Take each line of the entries below that contains "this" and copy it.

○ ○ ○ ○ ○

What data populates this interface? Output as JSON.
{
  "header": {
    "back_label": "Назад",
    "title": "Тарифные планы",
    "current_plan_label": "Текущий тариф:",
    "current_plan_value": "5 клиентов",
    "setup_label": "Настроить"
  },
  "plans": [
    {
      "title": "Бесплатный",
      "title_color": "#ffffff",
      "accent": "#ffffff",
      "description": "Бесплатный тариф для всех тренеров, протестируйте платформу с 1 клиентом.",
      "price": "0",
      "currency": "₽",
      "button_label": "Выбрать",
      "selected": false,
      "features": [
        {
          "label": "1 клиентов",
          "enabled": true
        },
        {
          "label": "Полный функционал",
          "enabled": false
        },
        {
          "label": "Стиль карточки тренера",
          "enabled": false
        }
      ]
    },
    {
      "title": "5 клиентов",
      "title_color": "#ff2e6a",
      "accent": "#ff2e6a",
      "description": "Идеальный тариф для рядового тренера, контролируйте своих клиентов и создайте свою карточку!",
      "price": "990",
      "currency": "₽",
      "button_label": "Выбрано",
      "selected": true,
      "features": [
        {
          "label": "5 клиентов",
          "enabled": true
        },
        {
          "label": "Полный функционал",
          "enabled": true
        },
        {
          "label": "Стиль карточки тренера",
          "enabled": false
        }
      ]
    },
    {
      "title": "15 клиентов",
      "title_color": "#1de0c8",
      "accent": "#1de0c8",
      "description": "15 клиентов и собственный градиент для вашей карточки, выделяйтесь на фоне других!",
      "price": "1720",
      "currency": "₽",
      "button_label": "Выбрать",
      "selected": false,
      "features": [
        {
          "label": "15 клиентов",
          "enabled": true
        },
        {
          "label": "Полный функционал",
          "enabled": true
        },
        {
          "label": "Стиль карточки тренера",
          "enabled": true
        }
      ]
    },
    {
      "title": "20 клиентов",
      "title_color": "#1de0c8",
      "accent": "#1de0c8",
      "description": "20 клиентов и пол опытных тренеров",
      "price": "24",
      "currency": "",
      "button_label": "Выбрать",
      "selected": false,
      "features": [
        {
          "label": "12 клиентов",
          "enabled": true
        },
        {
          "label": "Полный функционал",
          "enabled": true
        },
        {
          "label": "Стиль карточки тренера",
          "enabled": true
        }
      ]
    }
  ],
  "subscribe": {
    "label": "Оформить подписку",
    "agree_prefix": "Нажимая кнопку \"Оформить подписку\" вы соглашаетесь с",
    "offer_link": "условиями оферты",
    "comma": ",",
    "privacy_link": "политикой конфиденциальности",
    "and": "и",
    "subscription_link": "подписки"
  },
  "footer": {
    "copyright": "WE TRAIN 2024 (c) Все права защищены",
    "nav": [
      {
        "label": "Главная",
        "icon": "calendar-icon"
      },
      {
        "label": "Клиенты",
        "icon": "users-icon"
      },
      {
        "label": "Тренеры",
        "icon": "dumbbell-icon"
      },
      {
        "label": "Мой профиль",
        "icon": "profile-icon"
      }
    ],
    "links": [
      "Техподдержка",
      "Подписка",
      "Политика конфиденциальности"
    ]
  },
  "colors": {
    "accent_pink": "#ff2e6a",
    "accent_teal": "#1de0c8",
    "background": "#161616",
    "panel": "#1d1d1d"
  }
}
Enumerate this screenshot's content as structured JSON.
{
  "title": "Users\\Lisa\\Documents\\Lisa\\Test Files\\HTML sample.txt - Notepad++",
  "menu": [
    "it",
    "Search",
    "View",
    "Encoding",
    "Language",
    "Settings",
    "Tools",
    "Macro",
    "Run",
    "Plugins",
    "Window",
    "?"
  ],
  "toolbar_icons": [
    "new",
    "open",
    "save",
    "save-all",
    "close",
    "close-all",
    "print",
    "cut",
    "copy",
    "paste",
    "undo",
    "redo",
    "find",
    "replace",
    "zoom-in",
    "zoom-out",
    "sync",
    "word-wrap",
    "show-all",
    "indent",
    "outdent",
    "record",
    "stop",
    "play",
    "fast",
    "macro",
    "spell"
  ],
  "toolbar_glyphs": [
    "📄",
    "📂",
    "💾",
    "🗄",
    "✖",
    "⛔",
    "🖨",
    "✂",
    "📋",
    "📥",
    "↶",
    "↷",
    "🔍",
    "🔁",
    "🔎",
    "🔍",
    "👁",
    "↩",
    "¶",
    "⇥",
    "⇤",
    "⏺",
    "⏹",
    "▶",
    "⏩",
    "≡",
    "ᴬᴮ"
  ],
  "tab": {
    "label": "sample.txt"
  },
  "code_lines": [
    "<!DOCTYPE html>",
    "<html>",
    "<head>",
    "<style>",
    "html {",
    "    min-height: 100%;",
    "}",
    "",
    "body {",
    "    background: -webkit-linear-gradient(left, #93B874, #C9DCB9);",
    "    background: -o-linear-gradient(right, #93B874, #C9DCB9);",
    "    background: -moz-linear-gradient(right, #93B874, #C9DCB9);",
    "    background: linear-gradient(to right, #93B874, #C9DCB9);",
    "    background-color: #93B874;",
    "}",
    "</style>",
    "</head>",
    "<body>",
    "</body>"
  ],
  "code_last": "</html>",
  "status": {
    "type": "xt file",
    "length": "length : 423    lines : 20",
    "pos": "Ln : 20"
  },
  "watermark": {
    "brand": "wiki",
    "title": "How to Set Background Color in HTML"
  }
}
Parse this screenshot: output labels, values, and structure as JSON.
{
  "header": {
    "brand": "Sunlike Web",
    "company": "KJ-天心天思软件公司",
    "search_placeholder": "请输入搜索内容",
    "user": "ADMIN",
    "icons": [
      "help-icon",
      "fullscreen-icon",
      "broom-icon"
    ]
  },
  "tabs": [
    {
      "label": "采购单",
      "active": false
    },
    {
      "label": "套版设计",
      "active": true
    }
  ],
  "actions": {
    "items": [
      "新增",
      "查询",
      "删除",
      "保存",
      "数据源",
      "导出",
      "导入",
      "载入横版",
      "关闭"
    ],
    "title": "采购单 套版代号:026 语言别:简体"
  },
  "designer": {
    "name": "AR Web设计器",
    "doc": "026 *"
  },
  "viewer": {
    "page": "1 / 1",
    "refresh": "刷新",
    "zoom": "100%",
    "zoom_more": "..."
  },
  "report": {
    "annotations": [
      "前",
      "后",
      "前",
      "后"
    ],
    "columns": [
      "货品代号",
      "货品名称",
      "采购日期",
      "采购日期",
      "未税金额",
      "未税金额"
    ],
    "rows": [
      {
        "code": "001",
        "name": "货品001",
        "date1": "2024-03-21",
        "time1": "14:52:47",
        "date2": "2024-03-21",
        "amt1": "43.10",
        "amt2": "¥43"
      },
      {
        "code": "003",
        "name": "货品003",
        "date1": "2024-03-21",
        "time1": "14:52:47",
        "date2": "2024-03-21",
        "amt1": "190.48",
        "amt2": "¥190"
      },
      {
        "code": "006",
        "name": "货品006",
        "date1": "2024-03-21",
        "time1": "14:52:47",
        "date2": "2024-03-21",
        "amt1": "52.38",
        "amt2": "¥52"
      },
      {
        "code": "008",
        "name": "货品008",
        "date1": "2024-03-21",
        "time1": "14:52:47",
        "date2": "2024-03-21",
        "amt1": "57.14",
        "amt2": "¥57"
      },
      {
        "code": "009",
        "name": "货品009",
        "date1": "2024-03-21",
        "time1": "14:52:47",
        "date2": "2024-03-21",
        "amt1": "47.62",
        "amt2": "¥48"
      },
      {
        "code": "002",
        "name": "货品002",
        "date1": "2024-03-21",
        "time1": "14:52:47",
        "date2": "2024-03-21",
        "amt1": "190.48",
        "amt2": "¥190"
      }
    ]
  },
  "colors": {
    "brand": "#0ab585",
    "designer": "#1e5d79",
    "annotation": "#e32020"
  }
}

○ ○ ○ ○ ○

■ Task solution:
What data populates this interface? Output as JSON.
Enumerate this screenshot's content as structured JSON.
Parse this screenshot: output labels, values, and structure as JSON.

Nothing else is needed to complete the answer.